SUPPLIED INFORMATION START
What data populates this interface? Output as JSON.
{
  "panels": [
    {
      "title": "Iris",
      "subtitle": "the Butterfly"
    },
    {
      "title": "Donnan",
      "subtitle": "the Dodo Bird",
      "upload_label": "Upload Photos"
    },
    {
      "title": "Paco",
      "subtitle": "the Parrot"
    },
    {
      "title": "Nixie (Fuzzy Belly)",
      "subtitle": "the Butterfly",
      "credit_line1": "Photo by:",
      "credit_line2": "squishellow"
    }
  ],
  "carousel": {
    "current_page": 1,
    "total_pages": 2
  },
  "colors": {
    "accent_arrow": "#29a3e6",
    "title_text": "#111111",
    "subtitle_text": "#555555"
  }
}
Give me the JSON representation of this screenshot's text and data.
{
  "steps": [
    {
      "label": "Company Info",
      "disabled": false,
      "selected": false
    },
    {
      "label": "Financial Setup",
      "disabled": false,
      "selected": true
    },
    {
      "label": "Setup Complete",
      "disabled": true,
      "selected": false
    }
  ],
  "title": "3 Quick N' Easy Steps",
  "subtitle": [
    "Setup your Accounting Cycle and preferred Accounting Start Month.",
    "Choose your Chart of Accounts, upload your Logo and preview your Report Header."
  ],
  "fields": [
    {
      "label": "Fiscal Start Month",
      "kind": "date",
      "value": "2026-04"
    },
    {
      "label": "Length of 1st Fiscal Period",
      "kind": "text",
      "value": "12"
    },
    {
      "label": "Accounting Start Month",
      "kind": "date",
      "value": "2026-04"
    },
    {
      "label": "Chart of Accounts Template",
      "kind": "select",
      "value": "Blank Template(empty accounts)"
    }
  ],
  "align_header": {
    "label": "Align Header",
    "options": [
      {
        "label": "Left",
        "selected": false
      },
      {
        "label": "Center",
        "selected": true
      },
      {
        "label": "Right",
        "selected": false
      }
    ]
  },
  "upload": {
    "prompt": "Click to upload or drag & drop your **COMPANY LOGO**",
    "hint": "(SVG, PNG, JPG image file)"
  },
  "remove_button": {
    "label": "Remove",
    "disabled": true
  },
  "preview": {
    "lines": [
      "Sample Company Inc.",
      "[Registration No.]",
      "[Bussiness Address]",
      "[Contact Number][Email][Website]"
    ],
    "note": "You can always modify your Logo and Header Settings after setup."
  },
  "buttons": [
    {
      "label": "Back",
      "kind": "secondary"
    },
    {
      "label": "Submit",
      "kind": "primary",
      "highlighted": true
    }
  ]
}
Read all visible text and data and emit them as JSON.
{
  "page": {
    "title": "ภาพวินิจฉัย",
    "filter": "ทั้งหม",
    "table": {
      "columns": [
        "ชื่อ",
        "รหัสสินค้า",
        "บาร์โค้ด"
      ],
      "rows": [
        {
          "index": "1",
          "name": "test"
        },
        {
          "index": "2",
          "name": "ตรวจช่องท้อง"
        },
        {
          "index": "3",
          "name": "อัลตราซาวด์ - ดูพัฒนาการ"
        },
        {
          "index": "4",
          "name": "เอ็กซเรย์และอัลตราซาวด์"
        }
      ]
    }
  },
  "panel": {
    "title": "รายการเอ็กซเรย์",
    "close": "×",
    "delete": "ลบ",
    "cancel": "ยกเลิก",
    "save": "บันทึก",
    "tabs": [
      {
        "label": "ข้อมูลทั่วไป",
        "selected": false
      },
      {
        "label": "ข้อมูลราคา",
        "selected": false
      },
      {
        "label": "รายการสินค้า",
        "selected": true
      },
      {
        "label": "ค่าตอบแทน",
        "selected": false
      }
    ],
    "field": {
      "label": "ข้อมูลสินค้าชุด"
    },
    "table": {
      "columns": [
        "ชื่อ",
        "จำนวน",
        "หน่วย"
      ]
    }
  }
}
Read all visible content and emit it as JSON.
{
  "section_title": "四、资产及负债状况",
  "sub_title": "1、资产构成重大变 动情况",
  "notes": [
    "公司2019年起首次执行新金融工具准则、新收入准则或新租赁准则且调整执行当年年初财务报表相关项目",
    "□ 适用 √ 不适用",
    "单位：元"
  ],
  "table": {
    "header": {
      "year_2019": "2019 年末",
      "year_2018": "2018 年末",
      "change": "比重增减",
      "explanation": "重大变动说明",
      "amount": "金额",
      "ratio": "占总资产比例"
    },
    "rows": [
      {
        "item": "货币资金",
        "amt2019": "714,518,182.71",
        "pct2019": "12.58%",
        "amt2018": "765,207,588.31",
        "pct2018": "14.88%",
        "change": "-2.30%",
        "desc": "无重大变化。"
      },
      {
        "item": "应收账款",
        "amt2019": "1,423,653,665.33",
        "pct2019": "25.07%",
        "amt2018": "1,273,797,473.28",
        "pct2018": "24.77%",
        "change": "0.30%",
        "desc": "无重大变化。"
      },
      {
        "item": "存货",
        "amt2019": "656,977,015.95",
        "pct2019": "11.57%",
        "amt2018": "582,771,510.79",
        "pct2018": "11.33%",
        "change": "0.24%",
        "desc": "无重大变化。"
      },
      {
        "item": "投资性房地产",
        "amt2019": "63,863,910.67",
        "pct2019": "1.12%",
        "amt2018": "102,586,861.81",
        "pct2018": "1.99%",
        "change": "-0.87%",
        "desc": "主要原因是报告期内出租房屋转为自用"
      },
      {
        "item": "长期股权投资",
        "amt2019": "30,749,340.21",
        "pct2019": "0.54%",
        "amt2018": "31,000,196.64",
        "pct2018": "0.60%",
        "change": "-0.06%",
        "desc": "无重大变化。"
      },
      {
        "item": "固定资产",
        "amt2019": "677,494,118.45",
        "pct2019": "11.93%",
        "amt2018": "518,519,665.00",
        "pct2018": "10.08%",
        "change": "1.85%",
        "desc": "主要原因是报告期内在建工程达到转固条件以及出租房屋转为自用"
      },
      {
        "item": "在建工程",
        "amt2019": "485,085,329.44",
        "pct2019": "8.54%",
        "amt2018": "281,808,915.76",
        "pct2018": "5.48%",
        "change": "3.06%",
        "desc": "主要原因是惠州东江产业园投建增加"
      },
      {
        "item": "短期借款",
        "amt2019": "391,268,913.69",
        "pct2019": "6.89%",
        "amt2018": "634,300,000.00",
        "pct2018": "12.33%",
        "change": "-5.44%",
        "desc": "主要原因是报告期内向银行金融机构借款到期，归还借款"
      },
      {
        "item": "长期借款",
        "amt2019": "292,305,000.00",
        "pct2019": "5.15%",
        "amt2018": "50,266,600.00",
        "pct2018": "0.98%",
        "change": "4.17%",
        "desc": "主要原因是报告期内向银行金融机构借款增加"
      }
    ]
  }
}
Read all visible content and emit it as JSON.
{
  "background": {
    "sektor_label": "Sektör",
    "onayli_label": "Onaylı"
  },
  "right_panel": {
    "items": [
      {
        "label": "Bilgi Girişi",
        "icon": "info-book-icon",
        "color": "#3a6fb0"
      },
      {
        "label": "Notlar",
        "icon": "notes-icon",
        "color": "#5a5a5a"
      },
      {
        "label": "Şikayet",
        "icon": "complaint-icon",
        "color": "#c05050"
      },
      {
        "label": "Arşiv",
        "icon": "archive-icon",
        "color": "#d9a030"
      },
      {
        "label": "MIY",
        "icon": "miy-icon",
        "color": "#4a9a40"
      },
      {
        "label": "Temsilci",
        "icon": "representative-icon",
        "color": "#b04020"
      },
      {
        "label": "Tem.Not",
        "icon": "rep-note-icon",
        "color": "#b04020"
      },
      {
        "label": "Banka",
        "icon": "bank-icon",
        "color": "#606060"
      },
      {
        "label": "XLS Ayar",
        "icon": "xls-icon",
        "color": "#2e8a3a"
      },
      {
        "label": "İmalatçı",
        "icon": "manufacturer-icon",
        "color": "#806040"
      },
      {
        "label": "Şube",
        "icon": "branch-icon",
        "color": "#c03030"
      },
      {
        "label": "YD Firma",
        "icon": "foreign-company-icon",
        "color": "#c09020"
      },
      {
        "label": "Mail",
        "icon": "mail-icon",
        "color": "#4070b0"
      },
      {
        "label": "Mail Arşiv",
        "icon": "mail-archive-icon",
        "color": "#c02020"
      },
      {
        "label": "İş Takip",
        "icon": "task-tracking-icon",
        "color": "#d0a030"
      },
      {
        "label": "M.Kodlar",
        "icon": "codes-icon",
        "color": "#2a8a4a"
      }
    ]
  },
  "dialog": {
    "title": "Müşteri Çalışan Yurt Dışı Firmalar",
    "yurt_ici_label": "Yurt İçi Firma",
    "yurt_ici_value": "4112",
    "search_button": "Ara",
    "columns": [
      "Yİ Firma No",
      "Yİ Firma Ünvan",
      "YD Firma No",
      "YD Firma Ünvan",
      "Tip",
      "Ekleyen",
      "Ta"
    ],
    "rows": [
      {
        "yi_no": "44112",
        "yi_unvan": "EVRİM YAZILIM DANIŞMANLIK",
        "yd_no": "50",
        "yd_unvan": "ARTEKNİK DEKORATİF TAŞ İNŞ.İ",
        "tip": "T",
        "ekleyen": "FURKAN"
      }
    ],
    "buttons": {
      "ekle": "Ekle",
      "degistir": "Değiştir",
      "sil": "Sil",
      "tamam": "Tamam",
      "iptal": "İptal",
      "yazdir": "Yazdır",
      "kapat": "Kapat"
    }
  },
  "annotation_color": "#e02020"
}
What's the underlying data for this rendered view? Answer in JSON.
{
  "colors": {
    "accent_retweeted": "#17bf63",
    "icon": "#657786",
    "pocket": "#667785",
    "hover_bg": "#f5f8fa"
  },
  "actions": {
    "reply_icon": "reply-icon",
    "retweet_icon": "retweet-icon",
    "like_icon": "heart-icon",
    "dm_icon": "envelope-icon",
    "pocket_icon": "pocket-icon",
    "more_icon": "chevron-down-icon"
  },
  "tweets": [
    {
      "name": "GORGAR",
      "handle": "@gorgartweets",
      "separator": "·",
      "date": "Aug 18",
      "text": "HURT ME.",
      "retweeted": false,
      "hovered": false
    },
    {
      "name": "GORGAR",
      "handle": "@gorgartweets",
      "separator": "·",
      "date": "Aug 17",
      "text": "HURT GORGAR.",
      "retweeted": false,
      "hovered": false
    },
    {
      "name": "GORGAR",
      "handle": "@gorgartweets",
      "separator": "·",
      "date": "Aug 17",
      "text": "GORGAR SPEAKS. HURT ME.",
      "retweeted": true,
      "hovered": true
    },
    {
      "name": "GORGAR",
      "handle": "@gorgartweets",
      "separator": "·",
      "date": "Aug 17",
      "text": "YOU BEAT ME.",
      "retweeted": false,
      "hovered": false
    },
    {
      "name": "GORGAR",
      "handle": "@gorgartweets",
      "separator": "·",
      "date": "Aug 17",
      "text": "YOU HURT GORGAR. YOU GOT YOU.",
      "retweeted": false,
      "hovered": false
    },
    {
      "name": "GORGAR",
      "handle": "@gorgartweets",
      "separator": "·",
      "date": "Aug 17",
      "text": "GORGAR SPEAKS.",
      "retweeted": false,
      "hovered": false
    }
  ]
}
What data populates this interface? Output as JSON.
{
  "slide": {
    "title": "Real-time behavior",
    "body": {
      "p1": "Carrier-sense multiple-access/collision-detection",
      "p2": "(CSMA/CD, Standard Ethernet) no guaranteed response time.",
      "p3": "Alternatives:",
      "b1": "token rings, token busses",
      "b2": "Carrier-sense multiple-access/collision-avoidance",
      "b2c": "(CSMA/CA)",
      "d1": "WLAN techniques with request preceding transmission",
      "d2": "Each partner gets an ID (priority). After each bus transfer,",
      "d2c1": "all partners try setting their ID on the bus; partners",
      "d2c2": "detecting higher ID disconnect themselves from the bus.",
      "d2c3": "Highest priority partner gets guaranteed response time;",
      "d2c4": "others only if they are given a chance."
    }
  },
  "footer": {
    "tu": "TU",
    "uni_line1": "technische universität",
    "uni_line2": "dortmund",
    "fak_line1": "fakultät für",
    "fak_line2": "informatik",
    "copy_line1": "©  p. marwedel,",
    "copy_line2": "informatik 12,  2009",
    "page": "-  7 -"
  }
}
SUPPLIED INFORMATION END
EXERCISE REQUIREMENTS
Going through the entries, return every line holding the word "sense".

RESPONSE TO THE TASK
      "p1": "Carrier-sense multiple-access/collision-detection",
      "b2": "Carrier-sense multiple-access/collision-avoidance",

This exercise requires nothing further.